WORK INSTRUCTIONS:
Would you please retype the records that follow, word for word?

* * * * * * * * *

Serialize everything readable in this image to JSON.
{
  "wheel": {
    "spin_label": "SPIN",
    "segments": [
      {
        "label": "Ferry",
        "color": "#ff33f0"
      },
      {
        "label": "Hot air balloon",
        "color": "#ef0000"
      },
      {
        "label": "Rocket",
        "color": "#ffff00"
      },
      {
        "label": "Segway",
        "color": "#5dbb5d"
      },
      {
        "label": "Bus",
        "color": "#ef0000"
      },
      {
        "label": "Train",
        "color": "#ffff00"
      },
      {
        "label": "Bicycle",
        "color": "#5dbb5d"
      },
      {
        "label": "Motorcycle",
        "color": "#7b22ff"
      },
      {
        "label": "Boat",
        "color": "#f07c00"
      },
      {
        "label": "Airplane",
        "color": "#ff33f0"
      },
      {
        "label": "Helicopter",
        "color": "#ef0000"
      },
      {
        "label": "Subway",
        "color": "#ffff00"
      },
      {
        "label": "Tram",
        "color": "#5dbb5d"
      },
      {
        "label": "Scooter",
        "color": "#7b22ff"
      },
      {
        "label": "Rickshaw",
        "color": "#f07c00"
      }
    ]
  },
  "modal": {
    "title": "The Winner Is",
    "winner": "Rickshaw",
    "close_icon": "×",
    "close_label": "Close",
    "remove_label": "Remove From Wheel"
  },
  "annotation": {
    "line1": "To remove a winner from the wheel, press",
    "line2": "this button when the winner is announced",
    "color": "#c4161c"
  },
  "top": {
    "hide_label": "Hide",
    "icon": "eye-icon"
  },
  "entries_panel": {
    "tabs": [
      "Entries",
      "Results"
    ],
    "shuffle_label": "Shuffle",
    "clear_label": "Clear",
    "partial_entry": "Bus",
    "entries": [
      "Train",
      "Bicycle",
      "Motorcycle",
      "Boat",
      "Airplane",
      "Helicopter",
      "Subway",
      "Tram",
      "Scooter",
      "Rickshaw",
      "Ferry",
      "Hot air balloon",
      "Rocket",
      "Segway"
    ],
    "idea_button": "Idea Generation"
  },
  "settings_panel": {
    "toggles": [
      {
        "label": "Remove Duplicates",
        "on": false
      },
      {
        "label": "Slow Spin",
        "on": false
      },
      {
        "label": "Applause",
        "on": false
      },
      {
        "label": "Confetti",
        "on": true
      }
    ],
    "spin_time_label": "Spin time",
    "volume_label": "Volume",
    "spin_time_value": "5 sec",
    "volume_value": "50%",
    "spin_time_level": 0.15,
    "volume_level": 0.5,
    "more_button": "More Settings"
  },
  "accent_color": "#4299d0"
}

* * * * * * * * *

OUTPUT OF THE EXERCISE:
Serialize everything readable in this image to JSON.
{
  "wheel": {
    "spin_label": "SPIN",
    "segments": [
      {
        "label": "Ferry",
        "color": "#ff33f0"
      },
      {
        "label": "Hot air balloon",
        "color": "#ef0000"
      },
      {
        "label": "Rocket",
        "color": "#ffff00"
      },
      {
        "label": "Segway",
        "color": "#5dbb5d"
      },
      {
        "label": "Bus",
        "color": "#ef0000"
      },
      {
        "label": "Train",
        "color": "#ffff00"
      },
      {
        "label": "Bicycle",
        "color": "#5dbb5d"
      },
      {
        "label": "Motorcycle",
        "color": "#7b22ff"
      },
      {
        "label": "Boat",
        "color": "#f07c00"
      },
      {
        "label": "Airplane",
        "color": "#ff33f0"
      },
      {
        "label": "Helicopter",
        "color": "#ef0000"
      },
      {
        "label": "Subway",
        "color": "#ffff00"
      },
      {
        "label": "Tram",
        "color": "#5dbb5d"
      },
      {
        "label": "Scooter",
        "color": "#7b22ff"
      },
      {
        "label": "Rickshaw",
        "color": "#f07c00"
      }
    ]
  },
  "modal": {
    "title": "The Winner Is",
    "winner": "Rickshaw",
    "close_icon": "×",
    "close_label": "Close",
    "remove_label": "Remove From Wheel"
  },
  "annotation": {
    "line1": "To remove a winner from the wheel, press",
    "line2": "this button when the winner is announced",
    "color": "#c4161c"
  },
  "top": {
    "hide_label": "Hide",
    "icon": "eye-icon"
  },
  "entries_panel": {
    "tabs": [
      "Entries",
      "Results"
    ],
    "shuffle_label": "Shuffle",
    "clear_label": "Clear",
    "partial_entry": "Bus",
    "entries": [
      "Train",
      "Bicycle",
      "Motorcycle",
      "Boat",
      "Airplane",
      "Helicopter",
      "Subway",
      "Tram",
      "Scooter",
      "Rickshaw",
      "Ferry",
      "Hot air balloon",
      "Rocket",
      "Segway"
    ],
    "idea_button": "Idea Generation"
  },
  "settings_panel": {
    "toggles": [
      {
        "label": "Remove Duplicates",
        "on": false
      },
      {
        "label": "Slow Spin",
        "on": false
      },
      {
        "label": "Applause",
        "on": false
      },
      {
        "label": "Confetti",
        "on": true
      }
    ],
    "spin_time_label": "Spin time",
    "volume_label": "Volume",
    "spin_time_value": "5 sec",
    "volume_value": "50%",
    "spin_time_level": 0.15,
    "volume_level": 0.5,
    "more_button": "More Settings"
  },
  "accent_color": "#4299d0"
}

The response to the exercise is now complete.